Return copies of the lines below that mention "name".
Segment Start: DATA SECTION
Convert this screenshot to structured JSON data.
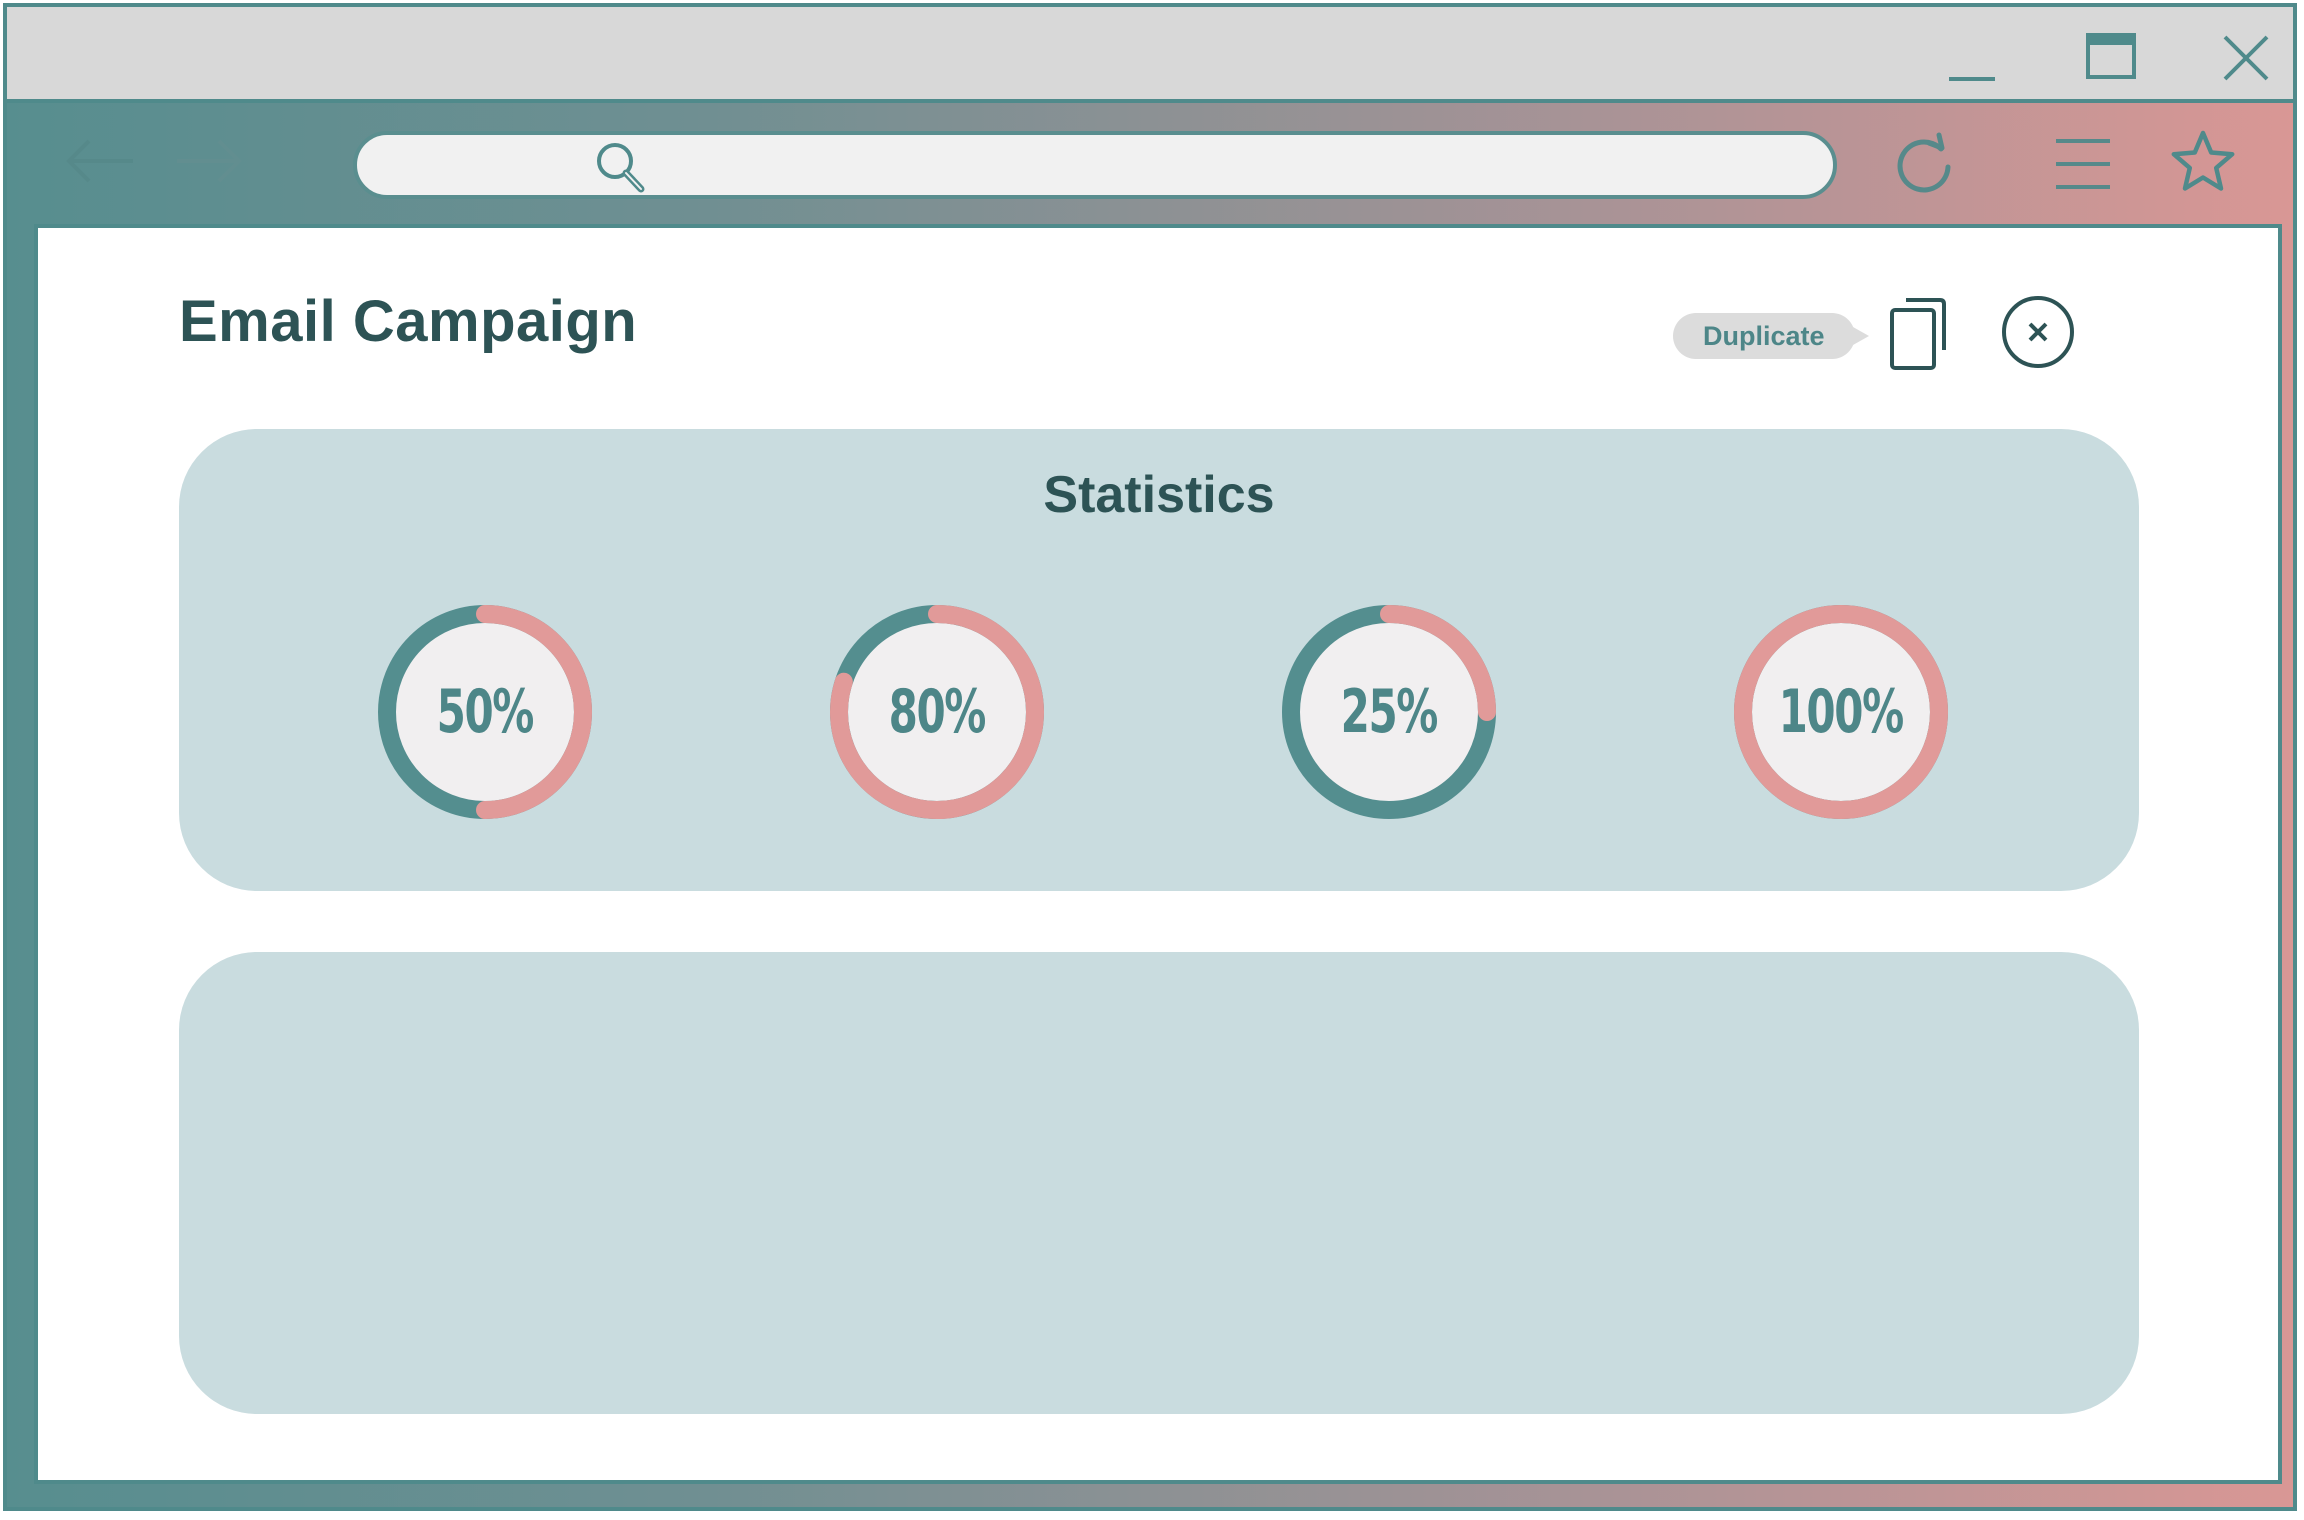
{
  "window": {
    "controls": [
      {
        "name": "minimize-icon"
      },
      {
        "name": "maximize-icon"
      },
      {
        "name": "close-icon"
      }
    ]
  },
  "nav": {
    "search": {
      "value": "",
      "placeholder": ""
    },
    "icons": [
      "back-arrow-icon",
      "forward-arrow-icon",
      "search-icon",
      "refresh-icon",
      "menu-icon",
      "star-icon"
    ]
  },
  "page": {
    "title": "Email Campaign",
    "tooltip": "Duplicate"
  },
  "statistics": {
    "title": "Statistics",
    "gauges": [
      {
        "label": "50%",
        "value": 0.5
      },
      {
        "label": "80%",
        "value": 0.8
      },
      {
        "label": "25%",
        "value": 0.25
      },
      {
        "label": "100%",
        "value": 1.0
      }
    ]
  },
  "colors": {
    "teal": "#548e8f",
    "pink": "#e19a99",
    "dark_text": "#2d5355",
    "panel_bg": "#c9dcdf",
    "gauge_center": "#f1eff0"
  }
}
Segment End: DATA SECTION
**SOLUTION FOR THIS TASK**
        "name": "minimize-icon"
        "name": "maximize-icon"
        "name": "close-icon"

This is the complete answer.